    • Eudes obviously lacks ambition. If we simply adopted the average income of citizens of Monaco as our minimum wage, why we’d become the wealthiest nation in the world! pegging the bf to the swiss franc, we’d take care of inflation in one swing. What are we waiting for!!!

  8. One of the many tragedies is that Venezuela is not attracting tourists to mitigate the effects of its own plunging oil revenue. A direct flight from the frigid wastes of southern Ontario in the winter to Caracas, is no longer an option even for the crazy.

    • And everybody knows the reasons, among others, there’s some little thing called unleashed omnicidal crime here in Venezuela.
      But, with the right conditions, tourism serves as another opportunity to diversify this country’s income.

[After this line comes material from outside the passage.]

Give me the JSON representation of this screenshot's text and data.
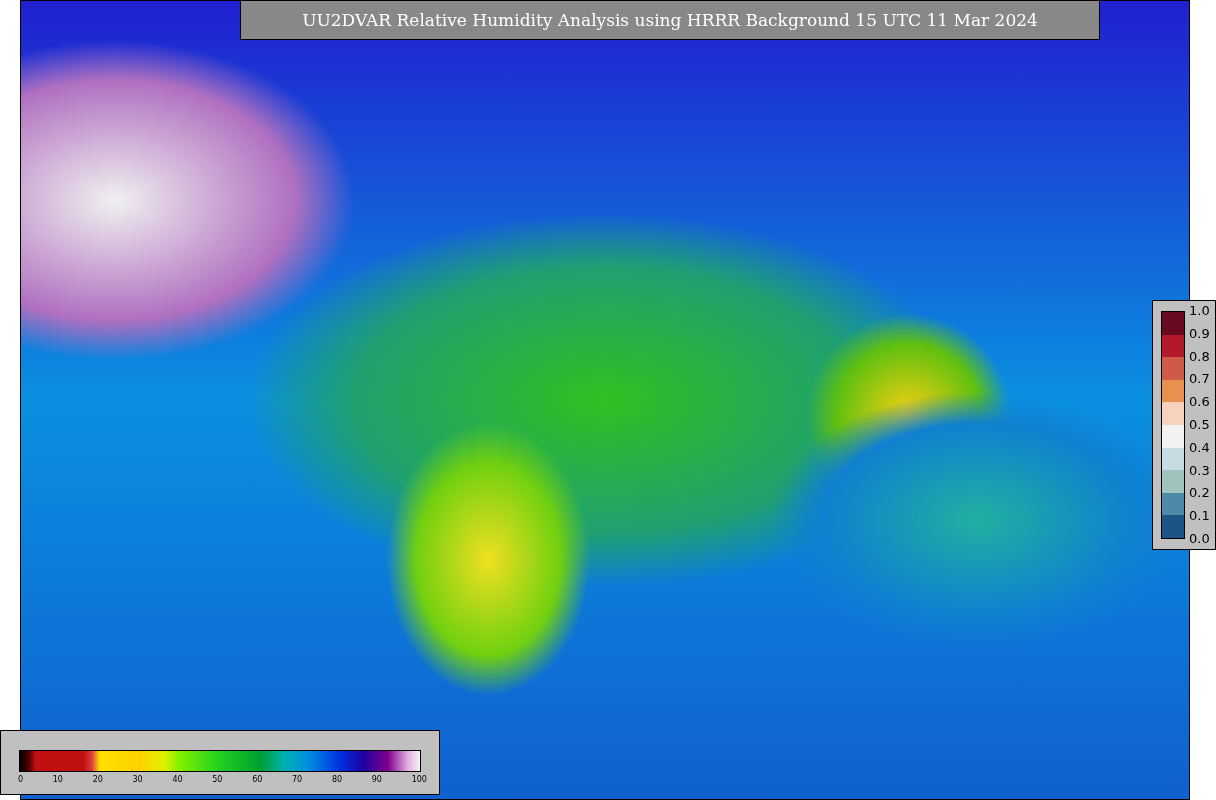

  9. It isn’t just the Ven oil subsidy to Cuba, it’s: the electrification of Havana; a Ven-Cuban submarine data/IN cable; the Venezuelan Cedula contract; the import of food to Venezuela via off-loading to Cuban vessels with over-pricing/commissions; over-priced soon-to-expire Ven imports of Cuban medicenes; Ven exports of Ven-produced medicenes to Cuba under the guise of Barrio Adentro; over-priced payments for Cuban medical “doctors”/sports trainers/ military-intelligence operatives; and who knows how many other billions of dollars yearly to Cuba via Venezuelan Presidential/off-budget projects/freebies.

    • I was in Puerto Cabello back in May 2013 and a Turkish Captain of a Panamanian ship asked me to try and help with problems he was having with delays and cargo theft. His cargo was bagged cement which had been loaded in Cuba. He let me look through the bills of lading and other cargo documents and I just about shit when I saw the price that was being charged. By my quick internet searches and asking commodity traders I know, we figured it was some of the most expensive cement every produced in the world that was being off-loaded onto Pequiven. And the contract called for some 800,000 tonnes of this. Who knows how much the Cubans scammed off of this and other sales of food, medicine, etc., etc., etc.

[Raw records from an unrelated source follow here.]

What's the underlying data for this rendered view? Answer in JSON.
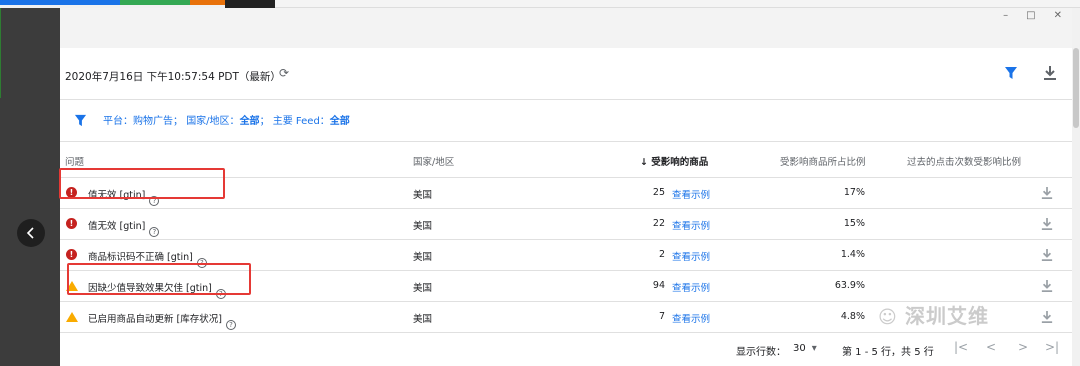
{
  "header": {
    "timestamp": "2020年7月16日 下午10:57:54 PDT（最新）"
  },
  "filter": {
    "platform_label": "平台：",
    "platform_value": "购物广告",
    "country_label": "国家/地区：",
    "country_value": "全部",
    "feed_label": "主要 Feed：",
    "feed_value": "全部"
  },
  "columns": {
    "issue": "问题",
    "country": "国家/地区",
    "affected_products": "受影响的商品",
    "affected_ratio": "受影响商品所占比例",
    "click_ratio": "过去的点击次数受影响比例"
  },
  "rows": [
    {
      "issue": "值无效 [gtin]",
      "country": "美国",
      "count": "25",
      "link": "查看示例",
      "ratio": "17%",
      "severity": "error"
    },
    {
      "issue": "值无效 [gtin]",
      "country": "美国",
      "count": "22",
      "link": "查看示例",
      "ratio": "15%",
      "severity": "error"
    },
    {
      "issue": "商品标识码不正确 [gtin]",
      "country": "美国",
      "count": "2",
      "link": "查看示例",
      "ratio": "1.4%",
      "severity": "error"
    },
    {
      "issue": "因缺少值导致效果欠佳 [gtin]",
      "country": "美国",
      "count": "94",
      "link": "查看示例",
      "ratio": "63.9%",
      "severity": "warning"
    },
    {
      "issue": "已启用商品自动更新 [库存状况]",
      "country": "美国",
      "count": "7",
      "link": "查看示例",
      "ratio": "4.8%",
      "severity": "warning"
    }
  ],
  "footer": {
    "rows_label": "显示行数：",
    "rows_value": "30",
    "range": "第 1 - 5 行，共 5 行"
  },
  "watermark": "深圳艾维",
  "colors": {
    "accent": "#1a73e8",
    "error": "#c5221f",
    "warning": "#f9ab00",
    "highlight": "#e53935"
  }
}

      • Yes, and there’s the medical equipment Venezuela purchases from Cuba which Cuba buys elsewhere. I am sure there must be an excellent reason for that…

    • The Chavernment figures that whatever the GOV pays Cuba is cheap considering the real payment from Cuba: not physicians for the Misiones, but DI/G2/DGI assistance in keeping Chavismo in power. Such as surveillance of the Internet.

  10. Some years ago I learned of a transaction which involved buying trucks from brasil through a cuban govt agency by the Ven Army using Pdvsa funds for distribution to Psuv electoral organizations . Cuban intermediation involved paying a very substancial surcharge which the Cubans Kept for themselves . Later Ive learned that there have been many other transactions involving cuban intermediation which replicated the above scheme . Cuba has been bleeding venezuela a dozen different ways throughout the years .

    There are many different ways in which the Regime has been organizing international purchases and other transactions so that the Cuban Regime is benefited without contributing in any real way to the transaction.

    The subsidised oil supplies are only one way in which the Venezuelan govt has fed cuba with funds and income which under ordinary conditions it would not have been able to recieve .

  11. Yeah, but why?

    I understand Chavez’ love for Fidel, but why thousands of high and middle-placed Venezuelan officials decided to be subalterns of foreign, ignorant, greedy colonials?

    Why hundreds of Venezuelan military men gave their dignity and started obeying foreign authorities?

    Why thousands of students rejected Venezuelan academic tradition and started believing a poor, backward island had more to offer than their own country?

    Why hundreds of Venezuelan doctors acquiesced into relinquishing their professional monopoly to foreign crackpots with poorer training and education than them?

    Why millions of Venezuelan patients decided to see these crackpots are helpful and their own doctors as enemies?

    To me all this is mind-boggling.

    • Good question. I have been wrestling with that same issue for some time now. I can only conclude that for some reason we got the peasants of the peasant immigrants. I could be wrong and no doubt will be told so.


Please enter your comment!
Please enter your name here